Today we speak with Marci Weisler, mentor at Women Innovate Mobile, the first startup accelerator to focus its investment strategy on mobile-first female led startup ventures.
Marci is the COO of EachScape and an accomplished digital executive with over 15 years of experience growing online businesses. She holds an MBA from Columbia Business School and a BA from Cornell University.
What’s the worst mistake a founder can make?
There are so many mistakes that a founder can make. One of the biggest ones I’ve seen is that the founder sees everything that needs to happen for her dream to become a reality, but she has not examined it at a granular level to know all the resources/timeline it will take. Along this vein, some founders fail to communicate the details well to their team, and assume that everyone is on board and understands what’s expected of them, but, in reality, it has not been clearly articulated. This leads to a difference between the expectation and the deliverable.
What’s the most common startup error?
Trying to bite off too much with a limited set of resources. Prioritize. And then cut your to-do list to the top handful
What does “fail fast” mean to you?
If you see something not working, acknowledge and address it quickly. Make changes that need to be made in personnel, direction, strategy. If you set a definitive timeline when results should show, and at that point you are seeing different outcomes, you need to react and reset. It’s not always failing,; it’s adapting, adjusting and rethinking.
If you could fix one thing in the startup eco-system right now, what would it be?
I think there’s a general perception, particularly among those who have watched the startup world but have not been part, that success is rampant and comes easily. Startups can be fun and great, but they are hard work. Perseverance, execution and timing are important. Many more startups fail than succeed, and that’s a reality check that people need to have. Go into it knowing it’s your biggest challenge and that you need to not only have a great idea, but also great execution at the right time.
What should startups be focusing on in 2013?
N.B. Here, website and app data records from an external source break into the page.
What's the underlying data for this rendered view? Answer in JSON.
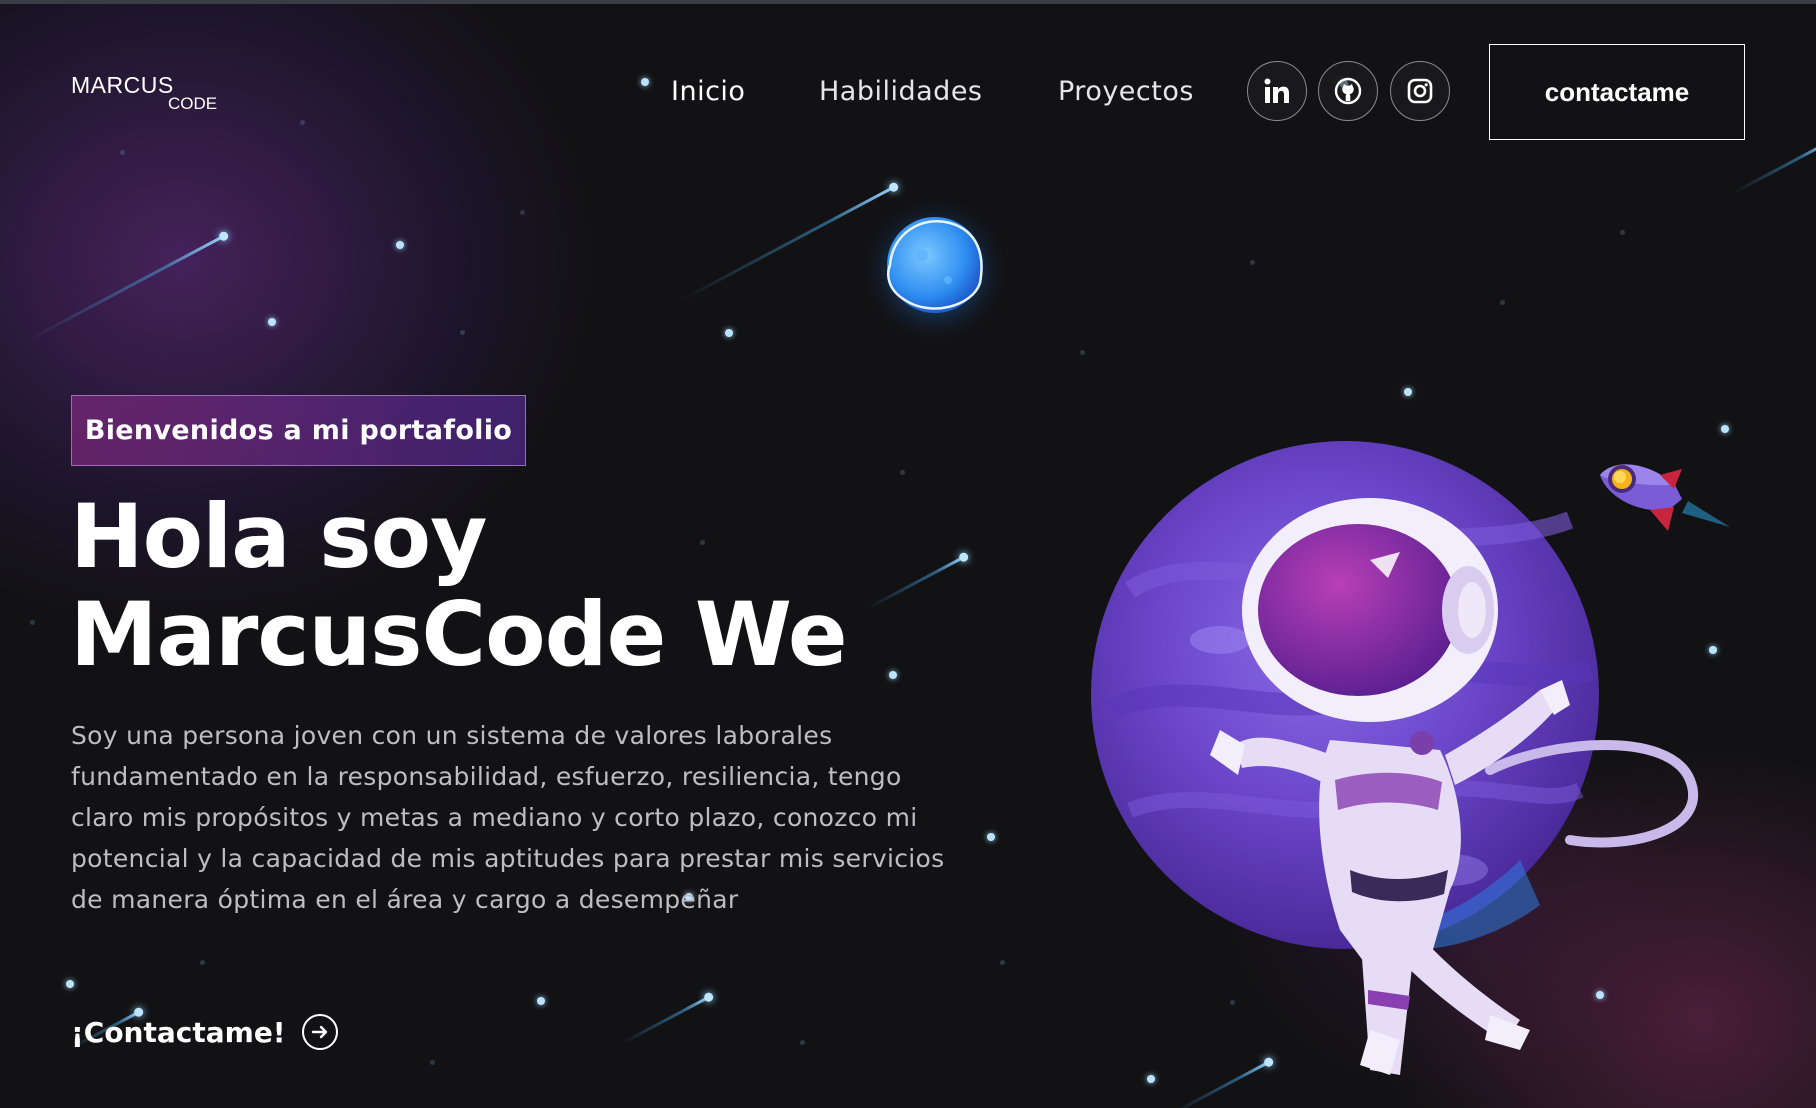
{
  "logo": {
    "line1": "MARCUS",
    "line2": "CODE"
  },
  "nav": {
    "links": [
      {
        "label": "Inicio"
      },
      {
        "label": "Habilidades"
      },
      {
        "label": "Proyectos"
      }
    ],
    "socials": [
      {
        "icon": "linkedin-icon"
      },
      {
        "icon": "github-icon"
      },
      {
        "icon": "instagram-icon"
      }
    ],
    "contact_button": "contactame"
  },
  "hero": {
    "tagline": "Bienvenidos a mi portafolio",
    "headline_line1": "Hola soy",
    "headline_line2": "MarcusCode We",
    "bio": "Soy una persona joven con un sistema de valores laborales fundamentado en la responsabilidad, esfuerzo, resiliencia, tengo claro mis propósitos y metas a mediano y corto plazo, conozco mi potencial y la capacidad de mis aptitudes para prestar mis servicios de manera óptima en el área y cargo a desempeñar",
    "cta": "¡Contactame!"
  },
  "colors": {
    "background": "#121214",
    "accent_purple": "#7b4fd1",
    "star_blue": "#b9e4ff"
  }
}
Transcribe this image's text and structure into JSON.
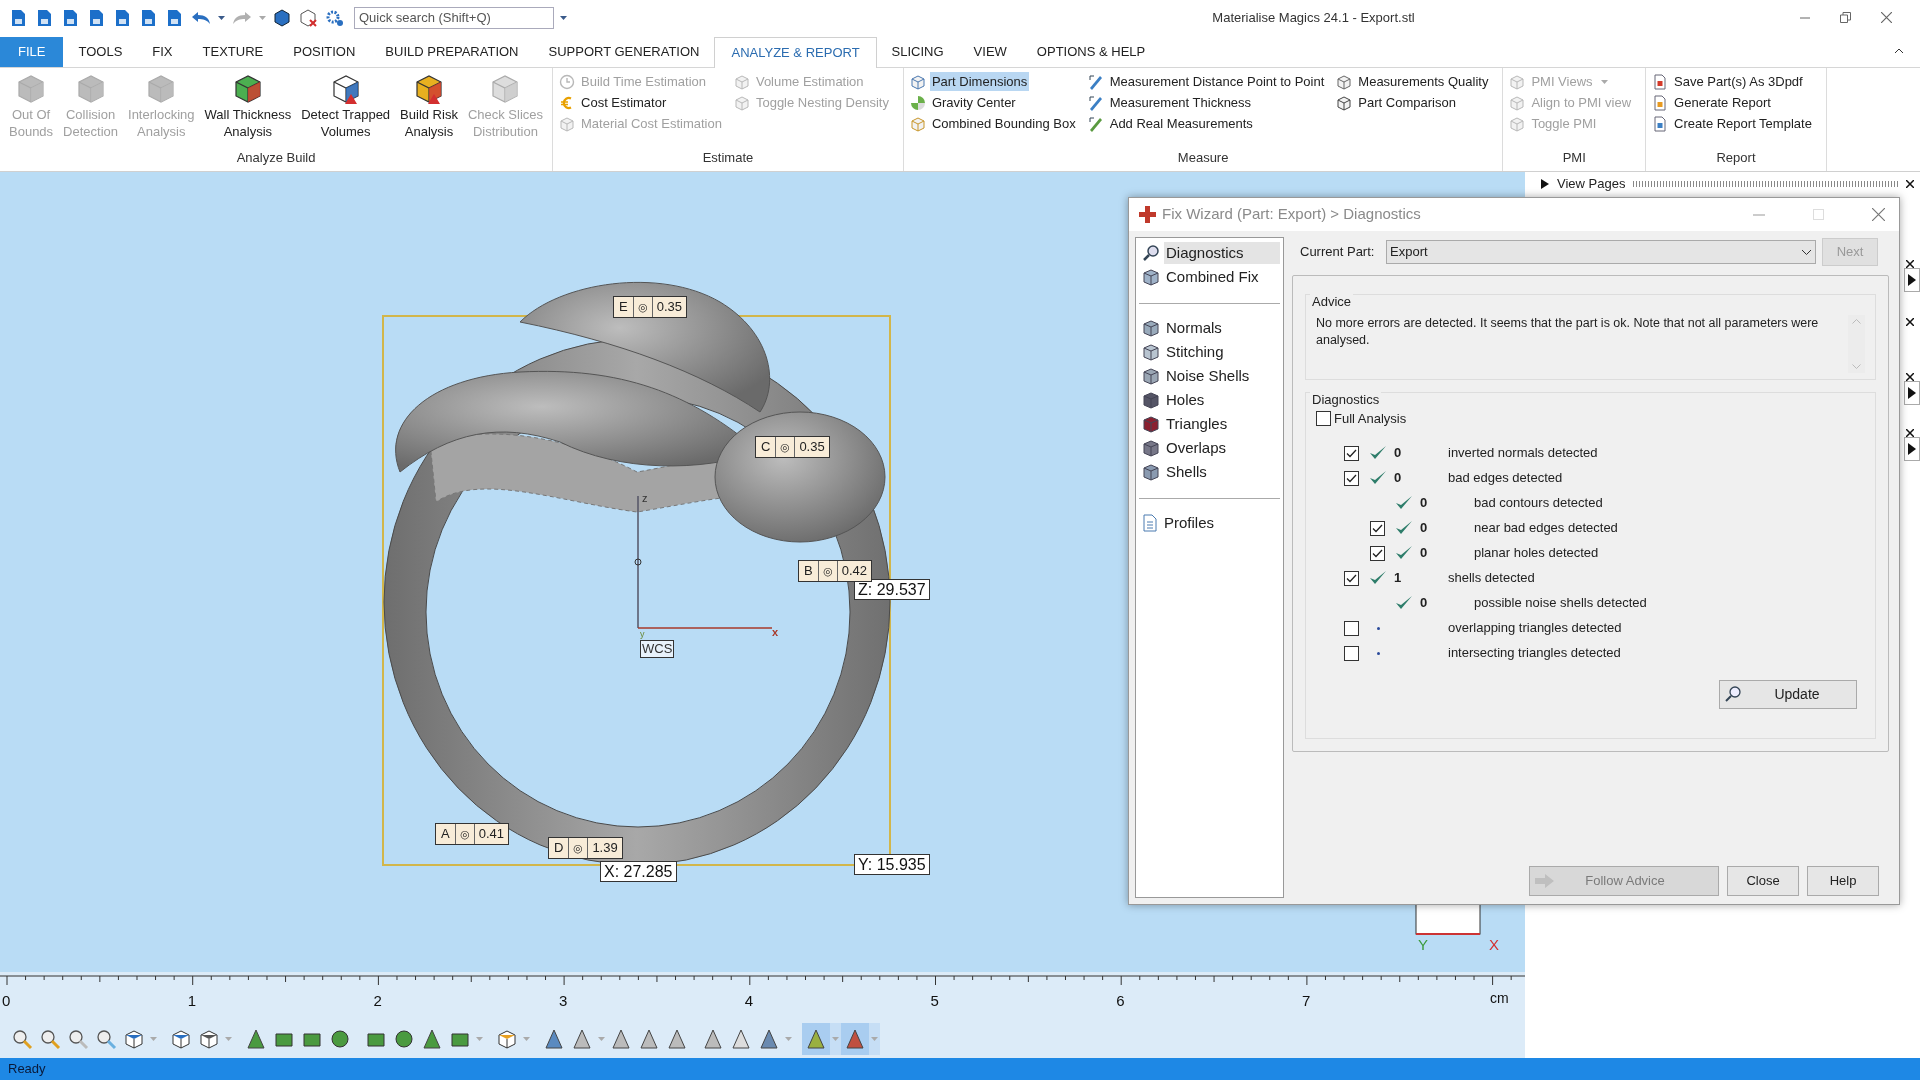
{
  "window": {
    "title": "Materialise Magics 24.1 - Export.stl"
  },
  "quick_search": {
    "placeholder": "Quick search (Shift+Q)"
  },
  "tabs": [
    {
      "label": "FILE",
      "kind": "file",
      "selected": false
    },
    {
      "label": "TOOLS",
      "kind": "tab",
      "selected": false
    },
    {
      "label": "FIX",
      "kind": "tab",
      "selected": false
    },
    {
      "label": "TEXTURE",
      "kind": "tab",
      "selected": false
    },
    {
      "label": "POSITION",
      "kind": "tab",
      "selected": false
    },
    {
      "label": "BUILD PREPARATION",
      "kind": "tab",
      "selected": false
    },
    {
      "label": "SUPPORT GENERATION",
      "kind": "tab",
      "selected": false
    },
    {
      "label": "ANALYZE & REPORT",
      "kind": "tab",
      "selected": true
    },
    {
      "label": "SLICING",
      "kind": "tab",
      "selected": false
    },
    {
      "label": "VIEW",
      "kind": "tab",
      "selected": false
    },
    {
      "label": "OPTIONS & HELP",
      "kind": "tab",
      "selected": false
    }
  ],
  "ribbon_groups": [
    {
      "title": "Analyze Build",
      "kind": "large",
      "items": [
        {
          "label": "Out Of\nBounds",
          "disabled": true
        },
        {
          "label": "Collision\nDetection",
          "disabled": true
        },
        {
          "label": "Interlocking\nAnalysis",
          "disabled": true
        },
        {
          "label": "Wall Thickness\nAnalysis",
          "disabled": false
        },
        {
          "label": "Detect Trapped\nVolumes",
          "disabled": false
        },
        {
          "label": "Build Risk\nAnalysis",
          "disabled": false
        },
        {
          "label": "Check Slices\nDistribution",
          "disabled": true
        }
      ]
    },
    {
      "title": "Estimate",
      "kind": "small",
      "columns": [
        [
          {
            "label": "Build Time Estimation",
            "disabled": true,
            "selected": false
          },
          {
            "label": "Cost Estimator",
            "disabled": false,
            "selected": false
          },
          {
            "label": "Material Cost Estimation",
            "disabled": true,
            "selected": false
          }
        ],
        [
          {
            "label": "Volume Estimation",
            "disabled": true,
            "selected": false
          },
          {
            "label": "Toggle Nesting Density",
            "disabled": true,
            "selected": false
          }
        ]
      ]
    },
    {
      "title": "Measure",
      "kind": "small",
      "columns": [
        [
          {
            "label": "Part Dimensions",
            "disabled": false,
            "selected": true
          },
          {
            "label": "Gravity Center",
            "disabled": false,
            "selected": false
          },
          {
            "label": "Combined Bounding Box",
            "disabled": false,
            "selected": false
          }
        ],
        [
          {
            "label": "Measurement Distance Point to Point",
            "disabled": false,
            "selected": false
          },
          {
            "label": "Measurement Thickness",
            "disabled": false,
            "selected": false
          },
          {
            "label": "Add Real Measurements",
            "disabled": false,
            "selected": false
          }
        ],
        [
          {
            "label": "Measurements Quality",
            "disabled": false,
            "selected": false
          },
          {
            "label": "Part Comparison",
            "disabled": false,
            "selected": false
          }
        ]
      ]
    },
    {
      "title": "PMI",
      "kind": "small",
      "columns": [
        [
          {
            "label": "PMI Views",
            "disabled": true,
            "selected": false,
            "menu": true
          },
          {
            "label": "Align to PMI view",
            "disabled": true,
            "selected": false
          },
          {
            "label": "Toggle PMI",
            "disabled": true,
            "selected": false
          }
        ]
      ]
    },
    {
      "title": "Report",
      "kind": "small",
      "columns": [
        [
          {
            "label": "Save Part(s) As 3Dpdf",
            "disabled": false,
            "selected": false
          },
          {
            "label": "Generate Report",
            "disabled": false,
            "selected": false
          },
          {
            "label": "Create Report Template",
            "disabled": false,
            "selected": false
          }
        ]
      ]
    }
  ],
  "viewport": {
    "measure_labels": [
      {
        "letter": "E",
        "symbol": "◎",
        "value": "0.35"
      },
      {
        "letter": "C",
        "symbol": "◎",
        "value": "0.35"
      },
      {
        "letter": "B",
        "symbol": "◎",
        "value": "0.42"
      },
      {
        "letter": "A",
        "symbol": "◎",
        "value": "0.41"
      },
      {
        "letter": "D",
        "symbol": "◎",
        "value": "1.39"
      }
    ],
    "coordinate_labels": [
      {
        "text": "Z: 29.537"
      },
      {
        "text": "X: 27.285"
      },
      {
        "text": "Y: 15.935"
      }
    ],
    "axes": {
      "z": "z",
      "x": "x",
      "y": "y",
      "frame": "WCS"
    },
    "orientation_axes": {
      "y": "Y",
      "x": "X"
    }
  },
  "side_panel": {
    "header": "View Pages"
  },
  "fix_wizard": {
    "title": "Fix Wizard (Part: Export) > Diagnostics",
    "nav_groups": [
      [
        {
          "label": "Diagnostics",
          "selected": true
        },
        {
          "label": "Combined Fix",
          "selected": false
        }
      ],
      [
        {
          "label": "Normals",
          "selected": false
        },
        {
          "label": "Stitching",
          "selected": false
        },
        {
          "label": "Noise Shells",
          "selected": false
        },
        {
          "label": "Holes",
          "selected": false
        },
        {
          "label": "Triangles",
          "selected": false
        },
        {
          "label": "Overlaps",
          "selected": false
        },
        {
          "label": "Shells",
          "selected": false
        }
      ],
      [
        {
          "label": "Profiles",
          "selected": false
        }
      ]
    ],
    "current_part": {
      "label": "Current Part:",
      "value": "Export"
    },
    "next_button": {
      "label": "Next",
      "disabled": true
    },
    "advice": {
      "title": "Advice",
      "text": "No more errors are detected. It seems that the part is ok. Note that not all parameters were analysed."
    },
    "diagnostics": {
      "title": "Diagnostics",
      "full_analysis": {
        "label": "Full Analysis",
        "checked": false
      },
      "rows": [
        {
          "kind": "checkable",
          "checked": true,
          "passed": true,
          "count": "0",
          "label": "inverted normals detected"
        },
        {
          "kind": "checkable",
          "checked": true,
          "passed": true,
          "count": "0",
          "label": "bad edges detected",
          "children": [
            {
              "kind": "plain",
              "passed": true,
              "count": "0",
              "label": "bad contours detected"
            },
            {
              "kind": "checkable",
              "checked": true,
              "passed": true,
              "count": "0",
              "label": "near bad edges detected"
            },
            {
              "kind": "checkable",
              "checked": true,
              "passed": true,
              "count": "0",
              "label": "planar holes detected"
            }
          ]
        },
        {
          "kind": "checkable",
          "checked": true,
          "passed": true,
          "count": "1",
          "label": "shells detected",
          "children": [
            {
              "kind": "plain",
              "passed": true,
              "count": "0",
              "label": "possible noise shells detected"
            }
          ]
        },
        {
          "kind": "checkable",
          "checked": false,
          "passed": false,
          "label": "overlapping triangles detected"
        },
        {
          "kind": "checkable",
          "checked": false,
          "passed": false,
          "label": "intersecting triangles detected"
        }
      ]
    },
    "update_button": {
      "label": "Update"
    },
    "buttons": [
      {
        "label": "Follow Advice",
        "kind": "advice",
        "disabled": true
      },
      {
        "label": "Close",
        "kind": "plain",
        "disabled": false
      },
      {
        "label": "Help",
        "kind": "plain",
        "disabled": false
      }
    ]
  },
  "ruler": {
    "ticks": [
      "0",
      "1",
      "2",
      "3",
      "4",
      "5",
      "6",
      "7"
    ],
    "unit": "cm"
  },
  "view_toolbar": [
    {
      "selected": false,
      "menu": false
    },
    {
      "selected": false,
      "menu": false
    },
    {
      "selected": false,
      "menu": false
    },
    {
      "selected": false,
      "menu": false
    },
    {
      "selected": false,
      "menu": true
    },
    {
      "selected": false,
      "menu": false
    },
    {
      "selected": false,
      "menu": true
    },
    {
      "selected": false,
      "menu": false
    },
    {
      "selected": false,
      "menu": false
    },
    {
      "selected": false,
      "menu": false
    },
    {
      "selected": false,
      "menu": false
    },
    {
      "selected": false,
      "menu": false
    },
    {
      "selected": false,
      "menu": false
    },
    {
      "selected": false,
      "menu": false
    },
    {
      "selected": false,
      "menu": true
    },
    {
      "selected": false,
      "menu": true
    },
    {
      "selected": false,
      "menu": false
    },
    {
      "selected": false,
      "menu": true
    },
    {
      "selected": false,
      "menu": false
    },
    {
      "selected": false,
      "menu": false
    },
    {
      "selected": false,
      "menu": false
    },
    {
      "selected": false,
      "menu": false
    },
    {
      "selected": false,
      "menu": false
    },
    {
      "selected": false,
      "menu": true
    },
    {
      "selected": true,
      "menu": true
    },
    {
      "selected": true,
      "menu": true
    }
  ],
  "status_bar": {
    "text": "Ready"
  }
}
There are so many opportunities right now. As a longtime mobile person (way before smartphones), I’m excited that mobile is now embedded in the landscape. The business model really needs to evolve, but I am excited that mobile touches all. Whether it’s standalone or a component of something, consumer-facing or enterprise, there’s a real opportunity to tap the fact that the market is here and there are many needs that have to be solved.
When’s the right time to seek funding?
For most companies, it should be once you’ve gotten results from proof of concept, clear interest by the market, and chance for a real business. You want enough under your belt so that you get both the funding and the valuation that you need. Also, realize funding is a time-consuming activity, so you need to be sure that your product is there or that you have someone you trust – perhaps a co-founder – focused on the day-to-day while you’re out fundraising. If you don’t have that, then the timing is not right.
Best advice you’ve ever gotten?
Don’t be afraid of the unknown. Change is constant. If you’re looking for routine, if you’re looking for a clear path, then the startup world is not for you. In today’s world, there’s very little certainty, but it’s exponential greater when you’re in startupland.
Guess who’s coming for dinner…who would be your dream dinner guest(s) and why?
Wow, this one is tough, and it’s hard to narrow down. I’d be honored to have dinner with Nick Kristof. His global perspective on offering women opportunities that can change the world is amazing, both in third world countries and in the first world, too. His emphasis on education and its contribution to women in business and starting businesses is superb, and he also recognizes how established businesses can change policies and behavior to drive women to more leadership positions.